About one-quarter of the physician workforce is comprised of international medical graduates—280,000 doctors in total, according to the American Medical Association (AMA). Many are here on temporary J-1 or H1-B visas, which are affected by the travel ban.
These doctors help to correct a critical shortage in primary care providers, particularly in rural parts of America. Several factors, including the relatively static number of U.S. residency slots, the expansion of insurance coverage...
DURING THIS RECENT emotional and divisive election cycle, much ink was devoted to analyzing the brave new political world we now live in, a world in which just about anyone with an audience and a platform can issue statements that are accepted as fact by millions of people, often in the face of solid evidence to the contrary.
Two major events in Western politics, the election of Donald Trump and Brexit, the U.K.’s vote to leave the European Union, have seen the elevation of personal belief to a throne once occupied by cold, hard truth, as well as the concomitant devaluation of facts to a mere subjective haziness. It used to be that only beauty was in the eye of...
The attending is chewing out the cardiology fellow, who came on duty just a half hour ago, for something that is not his fault. He—the attending—had asked the overnight fellow to place a pulmonary artery catheter in a patient, only to return in the morning to find that it has not been done.
"That's the problem with you guys these days," he complains. "Everything is just shift work for you—if you don't feel like doing something, you dump it on the people coming on after you."
This attending, though not of the House of God generation, was still old enough to have trained in the days before duty hour restrictions, before terms like "work-life balance" and "wellness" had worked their way into the...
The same day, the American Medical Association issued a press release enthusiastically endorsing Price for the position.
The next day, Dr. Andrew Gurman, the president of the AMA, came to my hospital to give grand rounds. He was shouted down by protestors in the audience, who demanded an explanation for his organization’s support of a public official committed to dismantling the Affordable Care Act and revoking the health insurance of millions of people.

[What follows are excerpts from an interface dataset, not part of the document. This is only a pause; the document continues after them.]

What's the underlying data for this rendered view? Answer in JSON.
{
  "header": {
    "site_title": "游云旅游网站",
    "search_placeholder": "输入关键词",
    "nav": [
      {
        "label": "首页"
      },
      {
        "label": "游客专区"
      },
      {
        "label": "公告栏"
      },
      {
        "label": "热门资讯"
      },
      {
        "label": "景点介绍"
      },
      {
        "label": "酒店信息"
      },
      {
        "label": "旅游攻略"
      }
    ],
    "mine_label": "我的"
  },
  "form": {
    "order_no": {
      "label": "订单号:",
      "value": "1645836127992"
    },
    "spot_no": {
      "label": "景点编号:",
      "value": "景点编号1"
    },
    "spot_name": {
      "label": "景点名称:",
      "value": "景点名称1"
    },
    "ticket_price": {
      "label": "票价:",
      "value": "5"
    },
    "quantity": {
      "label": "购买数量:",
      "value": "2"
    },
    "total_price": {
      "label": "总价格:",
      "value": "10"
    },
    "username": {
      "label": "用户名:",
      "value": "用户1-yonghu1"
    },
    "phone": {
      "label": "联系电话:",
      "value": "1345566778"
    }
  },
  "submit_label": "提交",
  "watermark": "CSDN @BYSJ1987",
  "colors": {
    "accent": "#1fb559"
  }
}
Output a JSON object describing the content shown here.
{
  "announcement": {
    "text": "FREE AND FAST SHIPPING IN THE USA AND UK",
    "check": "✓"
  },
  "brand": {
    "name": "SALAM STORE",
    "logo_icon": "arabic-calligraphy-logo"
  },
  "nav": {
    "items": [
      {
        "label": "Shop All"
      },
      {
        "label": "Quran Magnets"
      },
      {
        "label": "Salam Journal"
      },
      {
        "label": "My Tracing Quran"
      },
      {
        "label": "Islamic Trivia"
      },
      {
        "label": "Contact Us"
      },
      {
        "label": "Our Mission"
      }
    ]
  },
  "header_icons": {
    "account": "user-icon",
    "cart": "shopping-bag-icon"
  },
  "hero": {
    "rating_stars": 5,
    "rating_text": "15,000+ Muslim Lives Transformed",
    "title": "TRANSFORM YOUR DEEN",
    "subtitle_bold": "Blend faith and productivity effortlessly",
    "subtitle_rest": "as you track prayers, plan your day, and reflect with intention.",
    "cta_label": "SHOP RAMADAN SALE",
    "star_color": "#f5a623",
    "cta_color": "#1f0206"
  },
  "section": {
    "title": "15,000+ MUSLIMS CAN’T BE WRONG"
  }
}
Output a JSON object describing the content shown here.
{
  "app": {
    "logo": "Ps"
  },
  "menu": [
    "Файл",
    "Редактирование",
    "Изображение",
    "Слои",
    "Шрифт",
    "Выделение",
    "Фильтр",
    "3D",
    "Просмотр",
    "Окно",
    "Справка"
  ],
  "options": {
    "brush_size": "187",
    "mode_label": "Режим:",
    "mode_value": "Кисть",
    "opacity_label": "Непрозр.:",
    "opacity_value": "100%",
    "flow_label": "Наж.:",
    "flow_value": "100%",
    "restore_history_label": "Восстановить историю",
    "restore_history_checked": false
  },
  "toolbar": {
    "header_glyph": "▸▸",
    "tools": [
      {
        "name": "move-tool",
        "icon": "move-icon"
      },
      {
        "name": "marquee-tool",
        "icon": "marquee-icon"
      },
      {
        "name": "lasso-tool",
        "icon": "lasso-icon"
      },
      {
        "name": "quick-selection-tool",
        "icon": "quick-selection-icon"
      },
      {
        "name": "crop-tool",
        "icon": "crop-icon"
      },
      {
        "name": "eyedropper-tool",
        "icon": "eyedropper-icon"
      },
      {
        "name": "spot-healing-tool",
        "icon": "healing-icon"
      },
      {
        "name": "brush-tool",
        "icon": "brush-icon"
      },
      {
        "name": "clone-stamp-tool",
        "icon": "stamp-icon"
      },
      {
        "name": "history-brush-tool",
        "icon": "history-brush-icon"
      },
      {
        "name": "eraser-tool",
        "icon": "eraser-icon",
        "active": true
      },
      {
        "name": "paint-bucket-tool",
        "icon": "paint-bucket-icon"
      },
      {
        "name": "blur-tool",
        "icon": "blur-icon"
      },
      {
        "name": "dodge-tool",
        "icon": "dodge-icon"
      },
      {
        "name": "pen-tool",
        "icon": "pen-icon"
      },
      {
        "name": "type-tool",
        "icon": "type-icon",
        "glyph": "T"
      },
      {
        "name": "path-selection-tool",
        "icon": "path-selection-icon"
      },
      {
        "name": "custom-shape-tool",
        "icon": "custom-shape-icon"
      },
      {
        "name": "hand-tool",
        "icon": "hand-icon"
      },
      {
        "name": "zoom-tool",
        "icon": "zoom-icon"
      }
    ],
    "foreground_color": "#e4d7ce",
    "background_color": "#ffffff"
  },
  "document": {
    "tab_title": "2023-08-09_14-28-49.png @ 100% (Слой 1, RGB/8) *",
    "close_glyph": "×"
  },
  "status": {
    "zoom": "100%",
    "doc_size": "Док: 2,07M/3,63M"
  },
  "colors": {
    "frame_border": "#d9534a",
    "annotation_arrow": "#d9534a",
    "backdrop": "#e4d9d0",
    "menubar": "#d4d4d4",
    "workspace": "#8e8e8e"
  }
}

IN THE YEARS since the medical community first got revved up on the idea of “value-based care”—the conceptual antithesis of the “more is better” fee-for-service model—a common target of criticism has been the “routine” physical, one of the most time-honored traditions in medicine.
The attacks come from all angles: The annual check-up isn’t cost-effective, it doesn’t lead to better outcomes, it actually might lead to worse outcomes, it’s a waste of doctors’ time, it’s a waste of patients’ time.
Such is the hostility toward the yearly physical that the Society of General Internal Medicine, as part of the Choosing Wisely campaign, recommended against routine check-ups for asymptomatic patients.
ON THE WAY to work the other day I heard a radio commercial advertising a local hospital network’s cardiac care services. In it, a patient’s daughter related her overwhelmingly positive experience with the hospital team that treated her 90-year-old father with a transcatheter aortic valve replacement (TAVR), a minimally-invasive alternative to open heart surgery.
It was a good commercial. It had all the elements: “I was worried at first, the doctors earned my trust, the surgery went well, everyone was so nice, now Dad is back at home and doing all the things he used to do, thanks to Hospital X.”
The problem with commercials like these is that they’re misleading, and they don’t really tell you anything at all about the hospi...